In the end, allowable distributed generation on a line section can be a pretty small number – in Ontario, Hydro One requires that total generation must not exceed 7% of the annual line section peak load – meaning that few customers are allowed to have generators.
Applying analytics on smart meter data can better assess how much distributed generation can safely be connected to a line section. For instance, minimum load may never be correlated with maximum generation – e.g., in hot climates, minimum load occurs at night, when there is no solar generation. Analytics can look into past load and generation records to determine how much generation can be connected without getting into potential islanding condition. Safe generation levels may be many times more than the previous conservative worst-case-that-never-happens engineering guidelines allowed.
Distributed generators (DG – embedded generators in Europe) can cause voltage excursions outside the allowable range and can exacerbate phase imbalance, increasing losses (especially on North American networks). Utilities set engineering rules to try to mitigate those effects, for example by limiting how much generation can be connected per feeder section.
Unfortunately, meter-to-transformer-to-phase (MTP) mapping (MPT in Europe) is notoriously inaccurate, meaning that engineers do not know the distribution of single-phase DGs on a feeder – with DGs often clustered on single-phase laterals, DG dispersal across phases may be far from even. Similarly, distribution transformer tap positions are generally unknown, but often set high because under-voltages was the traditional problem – with DGs, over-voltage can become the issue. This forces engineers to take an overly cautious approach when assessing DG connections or face the risk of network problem later.
In the past, validating MTP mapping and distribution tap settings required extensive fieldwork to track each triplex to a transformer, to track the transformer to a phase, and to visually check tap setting with a bucket truck. Now, analytic applications can correlate voltage levels over time to identify to what transformers and phase each meter belongs, and identify transformers where tap setting is too high or too low. The analytical engine can also correlate service point street address and longitude/latitude coordinates with those of the transformer.

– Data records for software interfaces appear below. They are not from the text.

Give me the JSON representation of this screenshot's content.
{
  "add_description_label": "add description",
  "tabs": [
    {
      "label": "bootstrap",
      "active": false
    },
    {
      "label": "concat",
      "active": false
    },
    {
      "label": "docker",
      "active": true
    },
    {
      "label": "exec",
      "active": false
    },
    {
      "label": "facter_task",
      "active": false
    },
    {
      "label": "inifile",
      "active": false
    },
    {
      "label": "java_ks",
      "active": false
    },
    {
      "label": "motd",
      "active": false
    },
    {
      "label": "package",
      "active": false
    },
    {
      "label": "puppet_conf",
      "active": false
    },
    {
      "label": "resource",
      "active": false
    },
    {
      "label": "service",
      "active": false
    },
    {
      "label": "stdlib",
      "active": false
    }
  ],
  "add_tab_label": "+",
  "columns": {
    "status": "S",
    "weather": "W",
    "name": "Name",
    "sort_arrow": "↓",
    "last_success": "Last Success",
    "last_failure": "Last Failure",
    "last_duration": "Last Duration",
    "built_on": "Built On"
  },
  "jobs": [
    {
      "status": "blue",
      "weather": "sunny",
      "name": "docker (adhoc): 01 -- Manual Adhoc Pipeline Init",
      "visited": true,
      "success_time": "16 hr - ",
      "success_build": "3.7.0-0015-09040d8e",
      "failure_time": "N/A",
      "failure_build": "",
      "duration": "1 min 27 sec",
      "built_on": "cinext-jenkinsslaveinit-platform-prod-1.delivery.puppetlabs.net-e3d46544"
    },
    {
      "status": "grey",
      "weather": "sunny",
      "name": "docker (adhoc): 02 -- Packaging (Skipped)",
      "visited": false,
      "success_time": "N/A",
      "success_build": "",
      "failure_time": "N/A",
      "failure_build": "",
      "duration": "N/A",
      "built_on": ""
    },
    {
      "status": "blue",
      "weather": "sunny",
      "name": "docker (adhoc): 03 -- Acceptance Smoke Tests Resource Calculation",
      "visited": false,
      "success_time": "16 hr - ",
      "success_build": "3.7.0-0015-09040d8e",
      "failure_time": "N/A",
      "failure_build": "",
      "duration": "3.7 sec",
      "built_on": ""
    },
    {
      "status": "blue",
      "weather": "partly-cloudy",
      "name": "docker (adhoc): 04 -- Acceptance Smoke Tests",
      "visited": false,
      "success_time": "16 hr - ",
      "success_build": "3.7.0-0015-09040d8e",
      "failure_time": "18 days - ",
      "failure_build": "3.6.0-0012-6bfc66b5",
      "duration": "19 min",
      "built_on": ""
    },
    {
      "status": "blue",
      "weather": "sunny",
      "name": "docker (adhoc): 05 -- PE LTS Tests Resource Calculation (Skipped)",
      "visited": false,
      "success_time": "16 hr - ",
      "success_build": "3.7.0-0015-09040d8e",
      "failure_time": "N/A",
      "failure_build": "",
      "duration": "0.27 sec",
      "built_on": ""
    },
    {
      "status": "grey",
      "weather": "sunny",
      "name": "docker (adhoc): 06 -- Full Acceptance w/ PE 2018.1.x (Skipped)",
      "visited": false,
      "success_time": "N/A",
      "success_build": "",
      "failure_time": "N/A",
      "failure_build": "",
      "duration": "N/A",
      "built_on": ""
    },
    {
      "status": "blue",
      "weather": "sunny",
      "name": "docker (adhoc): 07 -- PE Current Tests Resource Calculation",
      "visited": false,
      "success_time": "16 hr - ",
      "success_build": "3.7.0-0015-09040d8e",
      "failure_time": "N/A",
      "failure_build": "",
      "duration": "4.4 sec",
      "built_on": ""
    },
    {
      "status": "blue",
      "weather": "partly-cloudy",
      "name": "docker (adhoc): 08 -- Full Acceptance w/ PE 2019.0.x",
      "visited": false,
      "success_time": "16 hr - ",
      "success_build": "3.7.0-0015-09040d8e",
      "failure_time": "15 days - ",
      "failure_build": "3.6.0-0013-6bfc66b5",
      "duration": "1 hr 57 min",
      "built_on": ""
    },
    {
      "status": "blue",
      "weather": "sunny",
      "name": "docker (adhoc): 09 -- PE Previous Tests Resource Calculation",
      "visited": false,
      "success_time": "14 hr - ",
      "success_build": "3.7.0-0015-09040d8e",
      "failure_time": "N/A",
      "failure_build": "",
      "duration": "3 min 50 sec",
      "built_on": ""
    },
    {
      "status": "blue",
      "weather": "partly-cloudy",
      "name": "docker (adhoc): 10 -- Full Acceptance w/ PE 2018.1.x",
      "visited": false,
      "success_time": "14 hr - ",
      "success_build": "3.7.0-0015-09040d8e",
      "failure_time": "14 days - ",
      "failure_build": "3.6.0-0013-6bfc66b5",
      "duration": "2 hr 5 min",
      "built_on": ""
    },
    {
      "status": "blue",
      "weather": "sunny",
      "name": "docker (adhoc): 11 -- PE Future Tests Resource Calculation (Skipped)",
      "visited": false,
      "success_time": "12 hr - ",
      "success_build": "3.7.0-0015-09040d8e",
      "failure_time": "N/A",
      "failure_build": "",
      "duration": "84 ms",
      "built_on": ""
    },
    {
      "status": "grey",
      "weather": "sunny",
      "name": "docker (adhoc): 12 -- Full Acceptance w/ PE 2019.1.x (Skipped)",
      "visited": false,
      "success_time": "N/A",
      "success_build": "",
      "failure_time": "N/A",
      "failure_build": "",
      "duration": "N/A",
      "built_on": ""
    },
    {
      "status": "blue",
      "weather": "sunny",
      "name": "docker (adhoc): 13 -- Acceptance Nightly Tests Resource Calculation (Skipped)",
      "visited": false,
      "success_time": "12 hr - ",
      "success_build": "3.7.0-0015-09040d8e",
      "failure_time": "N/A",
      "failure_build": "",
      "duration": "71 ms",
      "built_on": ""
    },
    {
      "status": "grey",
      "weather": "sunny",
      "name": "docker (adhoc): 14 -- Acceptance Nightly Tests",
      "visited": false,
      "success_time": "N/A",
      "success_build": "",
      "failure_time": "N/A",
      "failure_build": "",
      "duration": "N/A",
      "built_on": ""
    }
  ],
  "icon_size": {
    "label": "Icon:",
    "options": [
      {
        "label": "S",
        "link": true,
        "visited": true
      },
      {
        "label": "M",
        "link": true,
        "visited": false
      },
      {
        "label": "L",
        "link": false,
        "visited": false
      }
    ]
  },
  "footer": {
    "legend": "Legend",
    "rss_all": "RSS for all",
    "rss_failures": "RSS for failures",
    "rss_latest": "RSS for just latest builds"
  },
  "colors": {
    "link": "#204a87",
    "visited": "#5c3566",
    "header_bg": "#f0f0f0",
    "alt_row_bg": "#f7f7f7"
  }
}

The correlations are statistical, but, with enough historical data, the accuracy is equal to or better than a visual survey, at a much-reduced cost.
With reliable phase and tap information, engineers can now assess DG connections requests with greater confidence that voltage stability of the grid will be maintained.